Coastal waters did not evolve receiving complexed nutrients from land. Before European agriculturist arrived much of the animal biomass was concentrated in the Great Plaines and the Prairies. Nutrients were filtered by grass lands, forests, and wetlands. Today human and domestic animal populations are largely coastal and direct discharge of wastewaters is the norm. Nutrients, often in complexed forms, are now released in vastly greater quantities. Complexed nutrients stimulate the growth of marine bacteria, which in turn can result in dinoflagellate blooms.

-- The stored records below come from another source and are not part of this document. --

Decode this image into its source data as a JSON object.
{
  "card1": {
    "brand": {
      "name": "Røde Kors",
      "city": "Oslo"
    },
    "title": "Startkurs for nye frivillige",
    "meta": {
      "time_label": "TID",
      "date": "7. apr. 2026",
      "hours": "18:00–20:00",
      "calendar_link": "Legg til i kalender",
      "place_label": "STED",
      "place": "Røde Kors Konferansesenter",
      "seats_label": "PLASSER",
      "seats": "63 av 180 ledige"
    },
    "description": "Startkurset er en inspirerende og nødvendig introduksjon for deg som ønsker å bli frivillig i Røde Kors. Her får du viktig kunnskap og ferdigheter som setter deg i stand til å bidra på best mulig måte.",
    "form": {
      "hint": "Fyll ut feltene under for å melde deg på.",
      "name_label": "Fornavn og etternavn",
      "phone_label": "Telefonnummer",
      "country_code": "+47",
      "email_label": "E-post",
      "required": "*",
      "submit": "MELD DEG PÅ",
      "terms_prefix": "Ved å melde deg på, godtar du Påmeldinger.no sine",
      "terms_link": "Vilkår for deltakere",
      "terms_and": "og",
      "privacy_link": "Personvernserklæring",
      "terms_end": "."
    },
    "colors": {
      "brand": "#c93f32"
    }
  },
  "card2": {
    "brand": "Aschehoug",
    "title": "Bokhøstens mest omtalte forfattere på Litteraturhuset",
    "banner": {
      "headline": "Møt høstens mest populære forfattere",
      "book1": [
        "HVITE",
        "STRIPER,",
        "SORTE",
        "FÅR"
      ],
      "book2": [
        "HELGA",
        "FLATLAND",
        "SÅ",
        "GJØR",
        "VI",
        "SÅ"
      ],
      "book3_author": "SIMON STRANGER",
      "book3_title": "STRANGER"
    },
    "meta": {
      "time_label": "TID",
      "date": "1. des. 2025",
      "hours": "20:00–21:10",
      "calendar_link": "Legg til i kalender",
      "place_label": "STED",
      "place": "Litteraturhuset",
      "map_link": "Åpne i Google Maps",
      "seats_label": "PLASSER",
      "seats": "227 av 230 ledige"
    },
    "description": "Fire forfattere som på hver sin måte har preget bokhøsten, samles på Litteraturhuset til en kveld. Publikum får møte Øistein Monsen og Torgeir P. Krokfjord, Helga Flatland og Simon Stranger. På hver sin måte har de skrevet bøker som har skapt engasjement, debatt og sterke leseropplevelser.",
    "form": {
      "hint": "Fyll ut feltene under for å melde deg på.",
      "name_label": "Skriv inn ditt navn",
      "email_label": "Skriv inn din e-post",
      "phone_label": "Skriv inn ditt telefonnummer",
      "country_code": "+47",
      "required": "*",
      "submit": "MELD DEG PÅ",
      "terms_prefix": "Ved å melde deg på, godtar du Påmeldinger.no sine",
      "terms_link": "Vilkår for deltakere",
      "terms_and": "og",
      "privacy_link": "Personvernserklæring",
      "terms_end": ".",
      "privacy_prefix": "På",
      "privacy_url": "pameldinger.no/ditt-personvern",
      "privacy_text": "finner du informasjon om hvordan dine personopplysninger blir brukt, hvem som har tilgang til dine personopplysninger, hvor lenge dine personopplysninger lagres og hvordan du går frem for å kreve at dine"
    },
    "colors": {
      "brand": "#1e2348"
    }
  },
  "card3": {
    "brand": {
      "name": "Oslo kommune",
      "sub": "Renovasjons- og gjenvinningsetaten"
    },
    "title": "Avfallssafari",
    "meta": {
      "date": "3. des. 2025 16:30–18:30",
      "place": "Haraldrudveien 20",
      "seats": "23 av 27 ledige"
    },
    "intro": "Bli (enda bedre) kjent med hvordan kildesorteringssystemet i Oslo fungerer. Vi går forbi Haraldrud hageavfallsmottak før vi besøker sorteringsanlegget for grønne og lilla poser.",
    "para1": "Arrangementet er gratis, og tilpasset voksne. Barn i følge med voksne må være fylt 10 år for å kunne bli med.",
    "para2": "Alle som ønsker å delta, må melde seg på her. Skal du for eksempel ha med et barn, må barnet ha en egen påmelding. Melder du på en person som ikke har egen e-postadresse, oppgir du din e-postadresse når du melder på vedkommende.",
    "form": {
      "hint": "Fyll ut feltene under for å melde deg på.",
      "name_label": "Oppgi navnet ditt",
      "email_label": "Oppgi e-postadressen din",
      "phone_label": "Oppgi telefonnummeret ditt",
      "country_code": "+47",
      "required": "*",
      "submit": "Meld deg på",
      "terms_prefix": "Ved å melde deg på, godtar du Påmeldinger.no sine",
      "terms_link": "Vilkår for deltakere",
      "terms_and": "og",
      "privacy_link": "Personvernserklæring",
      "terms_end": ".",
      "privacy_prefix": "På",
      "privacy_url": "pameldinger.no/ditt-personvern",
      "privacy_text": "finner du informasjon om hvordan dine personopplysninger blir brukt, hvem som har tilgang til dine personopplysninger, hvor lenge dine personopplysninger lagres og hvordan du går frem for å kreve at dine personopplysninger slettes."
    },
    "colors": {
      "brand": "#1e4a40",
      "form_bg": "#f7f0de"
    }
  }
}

Dinoflagellates can cause harmful algae blooms (HABs, also called red tides). Some species of dinoflagellates use sunlight at times and at other times feed on bacteria. The dominant species of dinoflagellate associated with PSP in British Columbia’s coastal waters is Alexandrium catenella. Unbroken down compounds from sewage and storm water runoff stimulate harmful algae blooms. HAB problems are growing increasingly serious and large; the entire Strait of Georgia was closed to shellfish harvest last summer. The oceans are not the infinite sinks we once thought they were.

The end of sewage pipeline is NOT the end of the problem. The solution to pollution is NOT dilution. The answer is in retaining wastewaters on land loosing neither the nutrients nor the water and insuring we protect the ecology of coastal waters. Grasslands, forests, and wetlands process wastewaters well, surface and subsurface waters do not. Properly done onsite wastewater management is sustainable whereas discharge to surface or subsurface waters is not.



“The significant problems we face cannot be solved at the same level of thinking we were at when we created them.” Albert Einstein

Previous Curt's Views